The Christian apostle, Paul, when commenting on dealing with life’s hardships, made the profound and paradoxical proclamation, “For when I am weak, then I am strong.”
I have a dear friend who is suffering. He’s in the kind of agonizing physical pain that makes our normal daily emotional drama pale by comparison. My friend and I often text late at night, while I’m up writing and he’s kept awake sobbing through the disease that tortures him when the distraction of the daytime commotion has transitioned to the quiet, stillness of the night. Nighttime has a way of unmasking our soul and his texts are the kind of raw sharings of an open heart — a man who, with the typical machismo and masculine pride drained from his being, has nothing left to hold onto other than his truth … he has become strong in his weakness. I am blessed by his friendship and inspired by his courageous love.
The thought of strength through weakness is, like all great spiritual truths, a paradox — two of life’s extremes fused together until they become an intellectually confusing blur that resonates only in the heart of one who’s been there.
We spend our lives trying so obsessively to be strong. We smile through broken hearts, we laugh away the tears and gut through the pain in the belief that big boys and girls don’t cry. And yet we do. Like my friend, sitting in the dark corners of our lives, we cry out, with the piercing silence of desperation, begging to be seen, heard, understood, and loved. From the time we are born, this simple desire drives our existence: to be loved. Pain serves to amplify this need until it’s all we can hear.
As newborn babies our cries for love were welcomed. Our first gasp of air and loud cry were greeted with a hug and tears of joy. But soon the reaction to our cries changes. We’re shushed, told not to cry and plugged with pacifiers, bottles, and sugary treats. Slowly and consistently we’re taught that our feelings don’t matter as much as our parents’ need to work and society’s need for peace and quiet. As we grow, this is reinforced again and again as we’re rewarded for “good” behavior and punished for the “bad.” We learn to succeed in the world we live and soon we translate our need for love into achievements: good grades, acceptance to the right school, and getting the right job when we graduate.
Our need for love is further masked by the marketing of our time, as our life’s challenges are met with Madison Avenue slogans that tell us to numb our pain and get back to the business of pretending to be happy. But an aspirin a day can’t keep the pain away for long. It’s not just corporate America extoling the virtues of ignoring our pain. Self-help books and Sunday sermons are equally filled with well-meaning yet often empty advice designed to keep us on track and following the rules. As my friend shared with me on one particularly painful night, “If one more person tells me to think positively or pray more…”

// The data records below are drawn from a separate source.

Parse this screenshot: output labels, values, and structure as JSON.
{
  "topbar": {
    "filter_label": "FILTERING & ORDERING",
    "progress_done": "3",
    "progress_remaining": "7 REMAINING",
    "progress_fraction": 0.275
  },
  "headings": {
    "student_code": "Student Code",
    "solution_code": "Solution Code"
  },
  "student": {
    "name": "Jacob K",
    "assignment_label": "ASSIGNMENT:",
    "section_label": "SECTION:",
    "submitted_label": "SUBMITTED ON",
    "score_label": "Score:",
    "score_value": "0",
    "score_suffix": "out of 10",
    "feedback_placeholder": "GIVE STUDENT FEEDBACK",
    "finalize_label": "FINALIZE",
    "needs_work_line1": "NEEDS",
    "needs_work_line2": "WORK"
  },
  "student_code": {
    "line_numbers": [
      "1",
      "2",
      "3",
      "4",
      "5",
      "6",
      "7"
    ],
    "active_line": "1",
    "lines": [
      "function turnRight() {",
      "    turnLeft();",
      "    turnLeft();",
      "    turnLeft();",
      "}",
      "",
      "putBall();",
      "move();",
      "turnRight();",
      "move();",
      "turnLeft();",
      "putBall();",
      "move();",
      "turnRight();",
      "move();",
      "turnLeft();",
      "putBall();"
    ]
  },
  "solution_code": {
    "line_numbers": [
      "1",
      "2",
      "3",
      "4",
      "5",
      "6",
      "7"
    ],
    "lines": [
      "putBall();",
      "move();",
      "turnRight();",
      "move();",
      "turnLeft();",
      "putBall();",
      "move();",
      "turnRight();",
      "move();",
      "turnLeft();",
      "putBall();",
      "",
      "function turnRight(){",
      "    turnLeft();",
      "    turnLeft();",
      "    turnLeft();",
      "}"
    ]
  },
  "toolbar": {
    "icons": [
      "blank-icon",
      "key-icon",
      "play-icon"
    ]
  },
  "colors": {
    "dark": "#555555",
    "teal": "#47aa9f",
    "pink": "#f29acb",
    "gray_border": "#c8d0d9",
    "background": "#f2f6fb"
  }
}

I watched Caitlyn Jenner’s interview with Diane Sawyer a few weeks ago. After about an hour or so of asking the kind of mundane questions inquiring minds want to know, Diane asked Caitlyn a seemingly simple question: “If you were me, what would you ask you?” With a lump in her throat, a tear in her eye, and the vulnerable honesty of a being who had spent a lifetime running, jumping, and winning in an effort to be loved, Caitlyn replied simply, “Are you going to be okay?”
Let’s take a breath together and allow that question to filter down to our hearts. Am I going to be okay? Take another deep breath. When’s the last time you asked yourself that question? Or allowed yourself the safety to be human, to feel weakness, or to not have to be strong? Are you going to be okay?

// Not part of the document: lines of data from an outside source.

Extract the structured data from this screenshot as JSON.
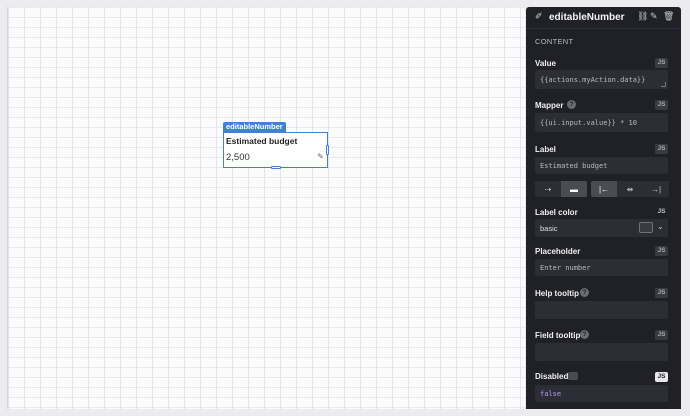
{
  "component": {
    "tag": "editableNumber",
    "label": "Estimated budget",
    "value": "2,500",
    "edit_icon": "pencil-icon"
  },
  "panel": {
    "title": "editableNumber",
    "section": "CONTENT",
    "js": "JS",
    "fields": {
      "value": {
        "label": "Value",
        "code": "{{actions.myAction.data}}"
      },
      "mapper": {
        "label": "Mapper",
        "help": "?",
        "code": "{{ui.input.value}} * 10"
      },
      "label": {
        "label": "Label",
        "text": "Estimated budget"
      },
      "label_color": {
        "label": "Label color",
        "value": "basic"
      },
      "placeholder": {
        "label": "Placeholder",
        "text": "Enter number"
      },
      "help_tooltip": {
        "label": "Help tooltip",
        "help": "?"
      },
      "field_tooltip": {
        "label": "Field tooltip",
        "help": "?"
      },
      "disabled": {
        "label": "Disabled",
        "value": "false"
      }
    },
    "icons": {
      "header": "edit-sparkle-icon",
      "unlink": "unlink-icon",
      "brush": "brush-icon",
      "trash": "trash-icon"
    }
  },
  "colors": {
    "accent": "#3d82d6",
    "panel_bg": "#202126"
  }
}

While very few of us know what it’s like to be an Olympic gold medalist or a woman hiding in the body of a man, we all know what it’s like to go through life hiding our pain, masking our desire to be loved, and running the race of life while wanting to be something beyond the story our parents, friends, and society have told us we are. And therein we find an invitation within Paul’s words — “For when I am weak, then I am strong” … an invitation to love who we are right now regardless of where we are.
This week I invite you to embrace your humanity. To love yourself through your perceived weakness and to love others through theirs. Ask yourself Caitlyn’s question, “Are you going to be okay?” Invite an honest answer and a dialogue with yourself about what okay means, what it looks like, and the changes it requires in the way you treat yourself.
It sprouts like a seed in our hearts, and when tended with loving-kindness it grows and spreads to the world around us. In that way loving yourself, your strengths and your weaknesses, is a gift that feeds us all.
Jason Garner is the author of the new book, … And I Breathed, My Journey from a Life of Matter to a Life That Matters. Jason is a husband, father, former Fortune 500 company executive, and spiritual student who spent the first 37 years of his life working his way up from flea market parking attendant to CEO of Global Music at Live Nation — never taking a breath in the belief that to be loved he had to be the best. He has worked with rock stars and sports legends and was twice named to Fortune magazine’s list of the top 20 highest-paid executives under 40. A series of events centering on the sudden death of his mother from cancer caused him to re-evaluate what really mattered in life … and to finally breathe. You can find more info on his website and follow him on Twitter or FB.